Economic troubles, including creating jobs and ensuring a massive stimulus package is properly used, are the main concerns for China's the main legislative advisory body meeting this week, the group's spokesman said Monday.
The annual meeting of Chinese People's Political Consultative Conference (CPPCC), which opens Tuesday, and the session of the National People's Congress (NPC), which begins Thursday, are the first for China since the worldwide financial meltdown started last year.
Both are widely expected to yield further measures to stimulate the economy.
"The economy is now the issue the CPPCC members are most interested in," said Zhao Qizheng, spokesman for the conference. Most of the group's more than 2,200 members are political figures, celebrities and scholars.
"The advisers all believe that if China wants to remain well placed in the face of a severe economic crisis, it has to do everything to ensure steady and relatively fast economic growth," Zhao said.
Although China is one of the few major economies still growing, growth fell to a seven-year low of 6.8 percent in the final quarter of 2008 compared with the same period a year earlier. The slip has hit export industries hard, causing 20 million migrant workers to lose their jobs in recent months.
China announced a 4 trillion yuan ($586 billion) stimulus plan in November aimed at boosting domestic consumption to help cushion the impact of the global slowdown, though the effects of massive spending will take time to show.
Zhao said the body's members suggested that the use of the funds must be "reasonable" and efforts must be made to prevent overlaps in projects. Zhao said the members were also worried about difficulties in expanding domestic consumption in a country where many remain frugal, concerned about saving for health care and retirement.

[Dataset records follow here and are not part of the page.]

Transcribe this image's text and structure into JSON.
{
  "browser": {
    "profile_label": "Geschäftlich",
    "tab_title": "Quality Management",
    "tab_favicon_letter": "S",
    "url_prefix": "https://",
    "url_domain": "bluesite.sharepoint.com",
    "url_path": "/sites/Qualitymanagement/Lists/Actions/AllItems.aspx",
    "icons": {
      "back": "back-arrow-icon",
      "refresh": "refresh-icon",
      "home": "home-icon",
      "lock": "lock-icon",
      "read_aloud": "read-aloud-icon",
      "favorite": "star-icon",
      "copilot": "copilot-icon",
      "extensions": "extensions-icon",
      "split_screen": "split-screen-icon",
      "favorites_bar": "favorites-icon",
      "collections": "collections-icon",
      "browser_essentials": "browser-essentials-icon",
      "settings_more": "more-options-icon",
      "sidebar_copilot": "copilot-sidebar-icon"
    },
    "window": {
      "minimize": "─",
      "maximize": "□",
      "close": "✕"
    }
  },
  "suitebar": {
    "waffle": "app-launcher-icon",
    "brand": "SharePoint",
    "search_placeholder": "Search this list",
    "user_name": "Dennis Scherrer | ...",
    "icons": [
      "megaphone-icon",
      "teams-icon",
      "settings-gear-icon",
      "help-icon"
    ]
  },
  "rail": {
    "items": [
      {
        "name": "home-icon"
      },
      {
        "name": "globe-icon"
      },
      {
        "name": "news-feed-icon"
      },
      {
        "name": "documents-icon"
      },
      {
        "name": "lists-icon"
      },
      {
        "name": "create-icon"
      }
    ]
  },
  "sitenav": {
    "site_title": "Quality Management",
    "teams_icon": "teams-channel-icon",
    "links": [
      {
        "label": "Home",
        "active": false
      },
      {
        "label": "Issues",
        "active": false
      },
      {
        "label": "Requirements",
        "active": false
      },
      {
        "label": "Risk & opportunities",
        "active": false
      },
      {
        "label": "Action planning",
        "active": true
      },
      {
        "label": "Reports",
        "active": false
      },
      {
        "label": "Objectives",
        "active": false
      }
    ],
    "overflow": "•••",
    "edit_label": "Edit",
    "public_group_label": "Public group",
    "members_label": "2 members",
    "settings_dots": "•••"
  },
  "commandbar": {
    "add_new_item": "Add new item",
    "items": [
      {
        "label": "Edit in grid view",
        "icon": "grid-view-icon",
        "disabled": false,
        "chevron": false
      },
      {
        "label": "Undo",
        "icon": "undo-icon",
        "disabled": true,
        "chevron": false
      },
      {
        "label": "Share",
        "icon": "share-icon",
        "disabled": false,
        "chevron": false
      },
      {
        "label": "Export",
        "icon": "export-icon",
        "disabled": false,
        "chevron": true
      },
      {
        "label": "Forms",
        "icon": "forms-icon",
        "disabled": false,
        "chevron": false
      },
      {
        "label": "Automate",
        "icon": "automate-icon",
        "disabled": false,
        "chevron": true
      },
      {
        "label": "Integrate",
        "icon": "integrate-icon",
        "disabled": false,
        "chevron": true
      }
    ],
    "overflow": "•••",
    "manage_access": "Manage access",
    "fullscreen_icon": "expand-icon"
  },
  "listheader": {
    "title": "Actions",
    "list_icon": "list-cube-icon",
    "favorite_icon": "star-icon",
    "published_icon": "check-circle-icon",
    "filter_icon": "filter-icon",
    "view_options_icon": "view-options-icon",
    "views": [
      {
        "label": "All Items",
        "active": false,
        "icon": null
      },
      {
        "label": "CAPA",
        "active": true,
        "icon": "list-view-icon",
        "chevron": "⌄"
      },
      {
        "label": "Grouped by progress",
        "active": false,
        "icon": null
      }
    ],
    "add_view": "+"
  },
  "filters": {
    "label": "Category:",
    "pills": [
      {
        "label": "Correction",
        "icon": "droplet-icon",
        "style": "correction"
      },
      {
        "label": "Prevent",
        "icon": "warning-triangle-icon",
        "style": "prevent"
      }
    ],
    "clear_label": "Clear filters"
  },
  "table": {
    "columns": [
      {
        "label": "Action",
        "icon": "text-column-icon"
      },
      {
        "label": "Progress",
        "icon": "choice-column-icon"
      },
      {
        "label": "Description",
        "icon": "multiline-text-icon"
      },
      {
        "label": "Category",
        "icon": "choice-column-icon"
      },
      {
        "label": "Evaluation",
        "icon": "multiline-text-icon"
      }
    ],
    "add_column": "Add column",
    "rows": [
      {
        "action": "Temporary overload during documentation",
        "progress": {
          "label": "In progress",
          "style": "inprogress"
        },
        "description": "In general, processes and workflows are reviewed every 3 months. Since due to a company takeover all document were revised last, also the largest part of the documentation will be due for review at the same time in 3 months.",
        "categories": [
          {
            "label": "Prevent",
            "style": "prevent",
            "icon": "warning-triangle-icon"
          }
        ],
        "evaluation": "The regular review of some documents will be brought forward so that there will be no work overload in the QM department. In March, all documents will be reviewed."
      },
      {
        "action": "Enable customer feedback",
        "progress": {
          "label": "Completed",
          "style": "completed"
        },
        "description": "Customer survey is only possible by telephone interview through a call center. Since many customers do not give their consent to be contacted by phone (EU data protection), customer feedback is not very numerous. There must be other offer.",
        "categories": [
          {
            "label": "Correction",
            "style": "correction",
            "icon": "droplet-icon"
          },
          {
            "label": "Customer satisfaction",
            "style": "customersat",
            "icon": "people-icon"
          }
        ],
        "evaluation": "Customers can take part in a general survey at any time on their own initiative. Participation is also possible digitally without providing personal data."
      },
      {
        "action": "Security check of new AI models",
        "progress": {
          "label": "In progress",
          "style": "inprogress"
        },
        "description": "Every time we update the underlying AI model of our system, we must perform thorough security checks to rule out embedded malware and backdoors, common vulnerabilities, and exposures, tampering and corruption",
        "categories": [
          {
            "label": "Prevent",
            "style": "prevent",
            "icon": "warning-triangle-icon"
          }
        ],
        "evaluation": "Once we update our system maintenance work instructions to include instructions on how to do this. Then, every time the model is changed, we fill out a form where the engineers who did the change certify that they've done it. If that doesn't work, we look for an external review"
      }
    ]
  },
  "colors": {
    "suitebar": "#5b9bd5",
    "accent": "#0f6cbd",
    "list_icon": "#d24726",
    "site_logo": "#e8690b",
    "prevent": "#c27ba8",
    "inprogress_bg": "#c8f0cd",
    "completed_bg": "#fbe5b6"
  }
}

Zhao said China should still meet its goal of 8 percent economic growth this year.